(Data extracted from a collection)
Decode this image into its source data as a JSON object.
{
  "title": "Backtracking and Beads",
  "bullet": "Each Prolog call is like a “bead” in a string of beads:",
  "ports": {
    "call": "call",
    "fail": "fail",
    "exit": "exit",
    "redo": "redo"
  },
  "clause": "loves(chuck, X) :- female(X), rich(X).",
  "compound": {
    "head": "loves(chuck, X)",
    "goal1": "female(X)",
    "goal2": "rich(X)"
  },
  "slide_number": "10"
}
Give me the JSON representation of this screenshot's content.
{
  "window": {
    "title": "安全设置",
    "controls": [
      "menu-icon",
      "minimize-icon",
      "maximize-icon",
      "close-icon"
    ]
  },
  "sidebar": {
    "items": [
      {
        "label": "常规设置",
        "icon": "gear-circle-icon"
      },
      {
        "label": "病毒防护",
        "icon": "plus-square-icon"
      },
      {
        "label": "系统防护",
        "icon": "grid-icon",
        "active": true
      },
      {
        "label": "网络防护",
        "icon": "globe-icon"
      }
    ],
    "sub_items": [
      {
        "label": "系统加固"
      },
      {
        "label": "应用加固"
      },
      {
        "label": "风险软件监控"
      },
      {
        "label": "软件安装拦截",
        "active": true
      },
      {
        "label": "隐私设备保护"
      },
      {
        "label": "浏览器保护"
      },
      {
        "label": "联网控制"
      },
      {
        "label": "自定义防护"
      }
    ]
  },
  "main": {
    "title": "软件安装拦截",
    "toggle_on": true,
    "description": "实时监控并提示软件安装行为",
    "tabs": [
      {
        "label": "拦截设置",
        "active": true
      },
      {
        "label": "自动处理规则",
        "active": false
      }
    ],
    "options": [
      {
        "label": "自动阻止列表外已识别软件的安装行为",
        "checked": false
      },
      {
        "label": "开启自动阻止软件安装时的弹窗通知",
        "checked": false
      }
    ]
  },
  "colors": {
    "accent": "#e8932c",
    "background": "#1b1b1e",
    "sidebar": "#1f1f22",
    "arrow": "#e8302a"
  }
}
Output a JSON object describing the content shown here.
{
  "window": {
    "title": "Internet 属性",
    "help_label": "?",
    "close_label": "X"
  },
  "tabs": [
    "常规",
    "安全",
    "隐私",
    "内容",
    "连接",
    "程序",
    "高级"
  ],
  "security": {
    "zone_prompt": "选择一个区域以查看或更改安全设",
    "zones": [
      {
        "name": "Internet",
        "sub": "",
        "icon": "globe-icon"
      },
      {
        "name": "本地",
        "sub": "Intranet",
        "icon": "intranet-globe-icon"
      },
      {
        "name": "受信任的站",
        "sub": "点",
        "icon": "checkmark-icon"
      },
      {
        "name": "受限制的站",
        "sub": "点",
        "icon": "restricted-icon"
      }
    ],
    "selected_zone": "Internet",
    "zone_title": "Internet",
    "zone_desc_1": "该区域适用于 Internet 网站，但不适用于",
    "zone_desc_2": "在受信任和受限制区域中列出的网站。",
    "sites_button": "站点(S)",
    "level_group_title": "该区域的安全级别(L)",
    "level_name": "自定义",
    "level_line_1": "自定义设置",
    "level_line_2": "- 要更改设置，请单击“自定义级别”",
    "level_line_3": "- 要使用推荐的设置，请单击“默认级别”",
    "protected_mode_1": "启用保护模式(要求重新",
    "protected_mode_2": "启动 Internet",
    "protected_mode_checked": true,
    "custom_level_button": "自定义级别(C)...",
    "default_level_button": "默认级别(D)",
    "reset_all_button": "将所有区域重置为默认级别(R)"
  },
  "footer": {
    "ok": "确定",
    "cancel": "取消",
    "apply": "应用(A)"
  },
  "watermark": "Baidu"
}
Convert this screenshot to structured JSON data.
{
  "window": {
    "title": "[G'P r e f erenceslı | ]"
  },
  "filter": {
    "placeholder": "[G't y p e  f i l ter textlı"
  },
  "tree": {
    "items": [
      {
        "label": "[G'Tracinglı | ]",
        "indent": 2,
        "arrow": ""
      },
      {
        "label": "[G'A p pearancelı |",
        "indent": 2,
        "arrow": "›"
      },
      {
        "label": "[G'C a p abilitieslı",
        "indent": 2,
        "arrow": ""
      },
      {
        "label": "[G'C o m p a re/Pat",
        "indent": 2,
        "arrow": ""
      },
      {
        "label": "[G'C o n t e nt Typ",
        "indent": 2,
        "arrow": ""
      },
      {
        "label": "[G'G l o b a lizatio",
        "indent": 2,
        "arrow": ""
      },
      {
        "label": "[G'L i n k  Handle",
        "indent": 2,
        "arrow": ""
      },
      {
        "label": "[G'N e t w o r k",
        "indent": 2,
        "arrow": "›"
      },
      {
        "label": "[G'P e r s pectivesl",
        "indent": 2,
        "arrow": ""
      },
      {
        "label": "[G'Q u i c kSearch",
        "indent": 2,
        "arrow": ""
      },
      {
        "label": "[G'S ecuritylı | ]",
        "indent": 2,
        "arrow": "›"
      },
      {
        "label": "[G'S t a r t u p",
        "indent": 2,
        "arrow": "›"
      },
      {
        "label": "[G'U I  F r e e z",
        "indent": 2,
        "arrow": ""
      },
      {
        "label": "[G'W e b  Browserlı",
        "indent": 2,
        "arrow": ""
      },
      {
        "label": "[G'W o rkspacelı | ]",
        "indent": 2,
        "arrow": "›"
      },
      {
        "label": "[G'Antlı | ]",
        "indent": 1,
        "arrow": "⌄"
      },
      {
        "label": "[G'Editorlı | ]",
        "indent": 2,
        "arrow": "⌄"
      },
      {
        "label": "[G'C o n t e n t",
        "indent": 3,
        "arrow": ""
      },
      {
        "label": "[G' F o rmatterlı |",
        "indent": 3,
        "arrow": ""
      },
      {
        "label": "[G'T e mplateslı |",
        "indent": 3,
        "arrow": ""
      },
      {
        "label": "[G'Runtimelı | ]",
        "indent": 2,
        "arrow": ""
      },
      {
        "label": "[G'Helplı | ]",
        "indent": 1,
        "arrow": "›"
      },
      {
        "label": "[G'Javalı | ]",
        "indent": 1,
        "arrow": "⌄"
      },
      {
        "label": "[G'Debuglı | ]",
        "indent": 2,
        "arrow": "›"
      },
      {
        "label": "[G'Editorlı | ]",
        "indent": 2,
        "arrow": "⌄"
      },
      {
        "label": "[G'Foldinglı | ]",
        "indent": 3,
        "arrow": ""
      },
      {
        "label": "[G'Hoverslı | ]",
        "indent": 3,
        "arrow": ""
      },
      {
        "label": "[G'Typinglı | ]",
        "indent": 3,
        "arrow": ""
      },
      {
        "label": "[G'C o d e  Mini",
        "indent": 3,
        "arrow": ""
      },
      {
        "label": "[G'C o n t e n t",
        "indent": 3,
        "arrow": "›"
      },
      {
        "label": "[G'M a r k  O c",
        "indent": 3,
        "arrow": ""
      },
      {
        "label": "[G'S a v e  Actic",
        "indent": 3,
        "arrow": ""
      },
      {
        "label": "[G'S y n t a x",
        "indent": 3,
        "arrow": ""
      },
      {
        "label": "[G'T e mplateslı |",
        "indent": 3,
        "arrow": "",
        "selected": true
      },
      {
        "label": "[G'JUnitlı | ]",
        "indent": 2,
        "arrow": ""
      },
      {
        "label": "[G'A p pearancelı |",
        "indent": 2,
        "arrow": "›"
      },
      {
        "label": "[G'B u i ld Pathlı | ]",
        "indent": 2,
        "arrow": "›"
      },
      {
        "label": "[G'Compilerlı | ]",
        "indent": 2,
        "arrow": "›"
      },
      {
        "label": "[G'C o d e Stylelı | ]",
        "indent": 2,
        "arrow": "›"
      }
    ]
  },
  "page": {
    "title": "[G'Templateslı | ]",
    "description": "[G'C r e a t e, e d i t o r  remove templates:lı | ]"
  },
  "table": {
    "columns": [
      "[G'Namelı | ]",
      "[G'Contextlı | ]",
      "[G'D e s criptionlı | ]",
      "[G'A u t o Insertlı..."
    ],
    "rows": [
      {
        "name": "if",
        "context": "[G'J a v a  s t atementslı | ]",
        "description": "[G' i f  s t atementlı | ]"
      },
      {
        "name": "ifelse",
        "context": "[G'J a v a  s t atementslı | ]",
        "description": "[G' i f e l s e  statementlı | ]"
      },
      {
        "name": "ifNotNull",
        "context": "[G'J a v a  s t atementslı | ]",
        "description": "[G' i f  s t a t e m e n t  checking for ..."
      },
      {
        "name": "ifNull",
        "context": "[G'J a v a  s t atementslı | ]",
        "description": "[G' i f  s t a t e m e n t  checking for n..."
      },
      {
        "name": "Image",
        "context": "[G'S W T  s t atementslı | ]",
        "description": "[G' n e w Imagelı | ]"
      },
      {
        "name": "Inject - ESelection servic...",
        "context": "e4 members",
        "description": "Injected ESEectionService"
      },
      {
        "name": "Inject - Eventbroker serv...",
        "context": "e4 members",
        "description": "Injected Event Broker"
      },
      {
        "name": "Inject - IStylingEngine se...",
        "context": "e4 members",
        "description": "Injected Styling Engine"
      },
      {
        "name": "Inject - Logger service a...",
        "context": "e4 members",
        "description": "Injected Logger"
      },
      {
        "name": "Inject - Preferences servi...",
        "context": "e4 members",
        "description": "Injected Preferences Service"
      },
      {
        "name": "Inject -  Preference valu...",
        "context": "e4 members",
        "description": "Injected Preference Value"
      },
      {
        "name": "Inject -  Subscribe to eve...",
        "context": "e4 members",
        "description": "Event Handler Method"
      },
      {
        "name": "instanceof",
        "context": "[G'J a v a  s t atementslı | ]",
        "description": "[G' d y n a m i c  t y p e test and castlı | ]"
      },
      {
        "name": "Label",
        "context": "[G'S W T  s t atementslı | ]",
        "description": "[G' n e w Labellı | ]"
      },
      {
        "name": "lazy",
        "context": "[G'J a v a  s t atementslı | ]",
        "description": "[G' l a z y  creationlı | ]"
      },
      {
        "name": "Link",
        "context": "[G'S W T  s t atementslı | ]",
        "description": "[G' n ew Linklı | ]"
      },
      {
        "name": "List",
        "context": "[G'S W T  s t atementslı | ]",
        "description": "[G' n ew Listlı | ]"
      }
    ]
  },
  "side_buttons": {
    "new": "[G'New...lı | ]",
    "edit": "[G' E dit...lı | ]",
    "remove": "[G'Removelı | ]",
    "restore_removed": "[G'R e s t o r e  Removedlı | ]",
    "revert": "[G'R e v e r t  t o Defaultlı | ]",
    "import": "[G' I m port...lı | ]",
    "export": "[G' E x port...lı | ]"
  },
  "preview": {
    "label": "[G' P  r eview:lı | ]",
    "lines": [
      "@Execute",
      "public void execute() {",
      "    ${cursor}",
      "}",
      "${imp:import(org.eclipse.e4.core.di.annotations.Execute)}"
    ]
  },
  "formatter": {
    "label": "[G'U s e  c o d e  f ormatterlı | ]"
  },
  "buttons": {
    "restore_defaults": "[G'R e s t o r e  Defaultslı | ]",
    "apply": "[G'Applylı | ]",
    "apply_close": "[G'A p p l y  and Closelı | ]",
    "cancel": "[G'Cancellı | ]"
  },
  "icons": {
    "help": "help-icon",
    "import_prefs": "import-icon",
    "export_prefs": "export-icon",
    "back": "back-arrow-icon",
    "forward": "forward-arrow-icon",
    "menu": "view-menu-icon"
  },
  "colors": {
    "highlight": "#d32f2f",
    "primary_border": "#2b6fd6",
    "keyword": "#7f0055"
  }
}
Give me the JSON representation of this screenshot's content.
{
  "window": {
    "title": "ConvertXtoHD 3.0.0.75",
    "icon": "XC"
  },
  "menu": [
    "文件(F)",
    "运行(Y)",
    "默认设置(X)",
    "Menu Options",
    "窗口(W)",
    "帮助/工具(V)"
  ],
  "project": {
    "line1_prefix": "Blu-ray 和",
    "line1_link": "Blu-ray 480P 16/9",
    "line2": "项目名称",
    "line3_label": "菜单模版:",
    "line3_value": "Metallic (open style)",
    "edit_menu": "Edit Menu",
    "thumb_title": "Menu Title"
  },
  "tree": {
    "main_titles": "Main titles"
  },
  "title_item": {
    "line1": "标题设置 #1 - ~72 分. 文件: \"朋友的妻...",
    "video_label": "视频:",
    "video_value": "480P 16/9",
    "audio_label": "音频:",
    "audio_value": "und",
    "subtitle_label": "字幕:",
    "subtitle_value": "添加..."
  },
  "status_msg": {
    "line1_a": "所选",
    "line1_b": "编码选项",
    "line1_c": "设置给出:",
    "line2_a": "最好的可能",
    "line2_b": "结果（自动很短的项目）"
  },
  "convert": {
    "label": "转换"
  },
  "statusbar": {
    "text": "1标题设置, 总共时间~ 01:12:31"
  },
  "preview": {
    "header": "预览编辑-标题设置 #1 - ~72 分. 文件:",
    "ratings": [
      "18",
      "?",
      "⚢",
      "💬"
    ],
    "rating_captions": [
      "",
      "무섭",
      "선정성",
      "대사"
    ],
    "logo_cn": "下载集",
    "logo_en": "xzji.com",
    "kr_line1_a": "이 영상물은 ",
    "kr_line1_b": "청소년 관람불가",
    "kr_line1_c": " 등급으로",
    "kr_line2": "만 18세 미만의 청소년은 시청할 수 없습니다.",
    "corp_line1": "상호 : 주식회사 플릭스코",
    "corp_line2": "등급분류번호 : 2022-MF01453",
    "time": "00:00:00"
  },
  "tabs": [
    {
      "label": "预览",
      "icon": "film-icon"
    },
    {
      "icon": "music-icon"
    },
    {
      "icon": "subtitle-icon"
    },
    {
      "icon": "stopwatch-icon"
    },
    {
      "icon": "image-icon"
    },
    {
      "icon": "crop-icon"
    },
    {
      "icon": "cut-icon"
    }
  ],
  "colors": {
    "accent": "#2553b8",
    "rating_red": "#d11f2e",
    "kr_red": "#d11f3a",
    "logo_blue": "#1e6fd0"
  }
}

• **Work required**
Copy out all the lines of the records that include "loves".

• **Exercise answer**
  "clause": "loves(chuck, X) :- female(X), rich(X).",
    "head": "loves(chuck, X)",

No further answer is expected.